UK box office

The chart topper: King Arthur

Buzz on King Arthur: Legend of the Sword may have been pretty flat following its weak performance in the US and other territories the previous weekend, but Guy Ritchie’s Middle Ages actioner nevertheless managed to nab the top spot at the UK box office, dethroning Alien: Covenant. It did so courtesy of fairly uninspired debut takings of £2.5m. That’s the lowest gross for a No1 film so far this year, and also the lowest since early September 2016, when Sausage Party held on to the top spot in a weak field of new releases led by Ben-Hur.

In truth, the news isn’t even as good as that, as King Arthur made it to the top spot courtesy of preview takings totalling £578,000. Strip those out, and the film landed in third place, behind both Alien: Covenant (£2.13m) and Guardians of the Galaxy Vol 2 (£1.94m).

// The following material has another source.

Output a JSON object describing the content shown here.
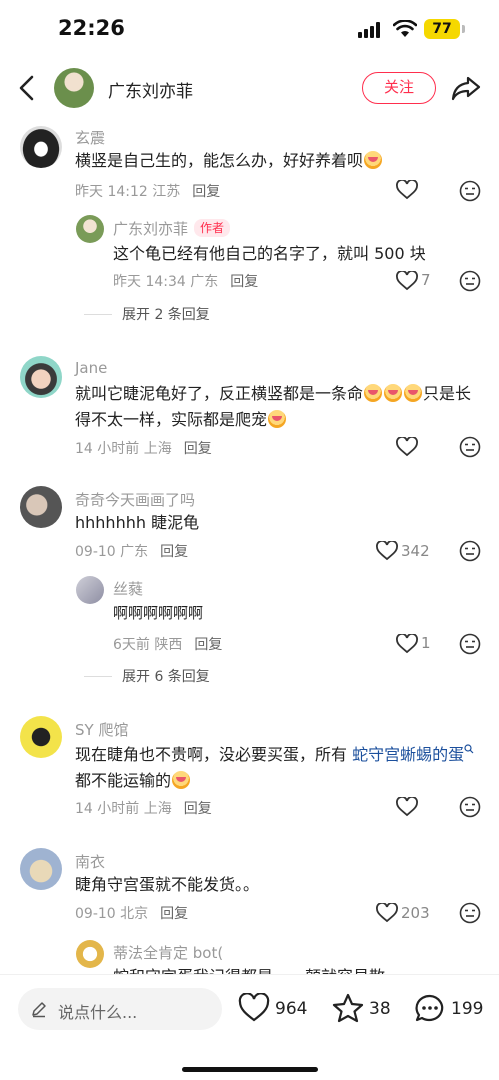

King Arthur is the latest attempt by Warner Bros to create new film franchises from classic characters, which it has done in recent years with Pan, Legend of Tarzan and Kong: Skull Island. The characters’ familiarity is presumed to be a plus – although that tends to work only if cinemagoers are convinced that a fresh take is being offered, and in an appealing way.

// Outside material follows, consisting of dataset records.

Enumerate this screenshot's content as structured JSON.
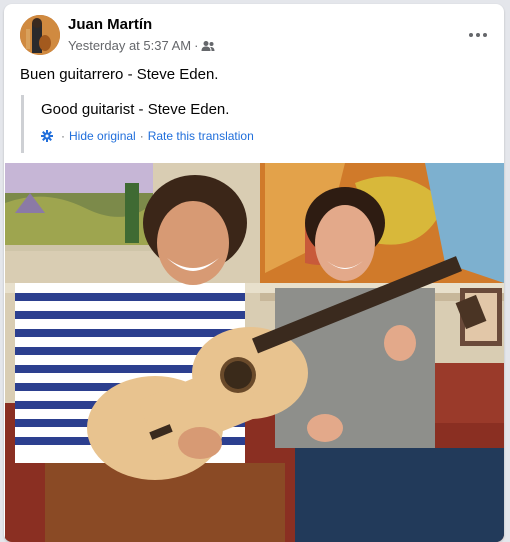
{
  "post": {
    "author_name": "Juan Martín",
    "timestamp": "Yesterday at 5:37 AM",
    "separator": "·",
    "audience_icon": "friends-icon",
    "more_icon": "more-horizontal-icon",
    "text": "Buen guitarrero - Steve Eden.",
    "translation": {
      "text": "Good guitarist - Steve Eden.",
      "settings_icon": "gear-icon",
      "hide_original_label": "Hide original",
      "rate_label": "Rate this translation"
    },
    "photo_icon": "photo"
  },
  "colors": {
    "link": "#216fdb",
    "secondary_text": "#65676b",
    "primary_text": "#050505",
    "card_bg": "#ffffff",
    "page_bg": "#e4e6eb"
  }
}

The comedy alternative: Snatched

While blockbuster action dominated the market, Fox offered an alternative with the comedy Snatched, starring Amy Schumer and Goldie Hawn. The film landed with a just-OK £842,000 – marginally down on the £932,000 UK debut of Schumer’s Trainwreck, in August 2015. Given that Trainwreck grossed $110m in the US and just $31m in the rest of the world, it seems to fair to say that Schumer has yet to establish herself as a major international star. Snatched seems unlikely to provide the global breakthrough.

The indie option: Colossal

Also providing an alternative to the summer blockbusters is Colossal, which quirkily combines the indie slacker comedy with elements of monster sci-fi. It’s definitely offering something different, although audiences were always likely to struggle to get their heads around the genre mashup. The Anne Hathaway film went out into 145 cinemas, grossing a fairly flat £151,000.